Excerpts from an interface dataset
· · · · ·

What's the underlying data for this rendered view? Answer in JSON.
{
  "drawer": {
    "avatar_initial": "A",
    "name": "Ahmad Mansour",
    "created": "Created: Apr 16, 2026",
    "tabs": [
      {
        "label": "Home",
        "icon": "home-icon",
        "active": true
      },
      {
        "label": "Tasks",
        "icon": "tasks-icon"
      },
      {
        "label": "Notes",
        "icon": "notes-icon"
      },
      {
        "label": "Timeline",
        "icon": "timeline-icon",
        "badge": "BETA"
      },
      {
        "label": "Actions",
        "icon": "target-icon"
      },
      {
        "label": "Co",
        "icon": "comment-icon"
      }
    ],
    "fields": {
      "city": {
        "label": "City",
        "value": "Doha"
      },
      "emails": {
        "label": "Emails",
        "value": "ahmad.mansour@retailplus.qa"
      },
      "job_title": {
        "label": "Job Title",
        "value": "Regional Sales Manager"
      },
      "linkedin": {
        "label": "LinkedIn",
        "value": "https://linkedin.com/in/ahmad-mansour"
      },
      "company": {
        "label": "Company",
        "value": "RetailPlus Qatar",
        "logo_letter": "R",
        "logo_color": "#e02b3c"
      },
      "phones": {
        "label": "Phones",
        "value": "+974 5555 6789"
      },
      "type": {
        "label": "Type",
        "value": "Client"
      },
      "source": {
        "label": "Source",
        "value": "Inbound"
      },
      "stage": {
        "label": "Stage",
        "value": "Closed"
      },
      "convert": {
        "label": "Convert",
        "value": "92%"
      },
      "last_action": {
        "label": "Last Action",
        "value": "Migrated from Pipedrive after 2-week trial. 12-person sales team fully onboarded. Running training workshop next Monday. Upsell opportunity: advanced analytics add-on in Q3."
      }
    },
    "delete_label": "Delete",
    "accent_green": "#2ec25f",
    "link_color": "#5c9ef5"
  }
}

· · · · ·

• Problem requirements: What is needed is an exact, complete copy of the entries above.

• Reply to the task:
What's the underlying data for this rendered view? Answer in JSON.
{
  "drawer": {
    "avatar_initial": "A",
    "name": "Ahmad Mansour",
    "created": "Created: Apr 16, 2026",
    "tabs": [
      {
        "label": "Home",
        "icon": "home-icon",
        "active": true
      },
      {
        "label": "Tasks",
        "icon": "tasks-icon"
      },
      {
        "label": "Notes",
        "icon": "notes-icon"
      },
      {
        "label": "Timeline",
        "icon": "timeline-icon",
        "badge": "BETA"
      },
      {
        "label": "Actions",
        "icon": "target-icon"
      },
      {
        "label": "Co",
        "icon": "comment-icon"
      }
    ],
    "fields": {
      "city": {
        "label": "City",
        "value": "Doha"
      },
      "emails": {
        "label": "Emails",
        "value": "ahmad.mansour@retailplus.qa"
      },
      "job_title": {
        "label": "Job Title",
        "value": "Regional Sales Manager"
      },
      "linkedin": {
        "label": "LinkedIn",
        "value": "https://linkedin.com/in/ahmad-mansour"
      },
      "company": {
        "label": "Company",
        "value": "RetailPlus Qatar",
        "logo_letter": "R",
        "logo_color": "#e02b3c"
      },
      "phones": {
        "label": "Phones",
        "value": "+974 5555 6789"
      },
      "type": {
        "label": "Type",
        "value": "Client"
      },
      "source": {
        "label": "Source",
        "value": "Inbound"
      },
      "stage": {
        "label": "Stage",
        "value": "Closed"
      },
      "convert": {
        "label": "Convert",
        "value": "92%"
      },
      "last_action": {
        "label": "Last Action",
        "value": "Migrated from Pipedrive after 2-week trial. 12-person sales team fully onboarded. Running training workshop next Monday. Upsell opportunity: advanced analytics add-on in Q3."
      }
    },
    "delete_label": "Delete",
    "accent_green": "#2ec25f",
    "link_color": "#5c9ef5"
  }
}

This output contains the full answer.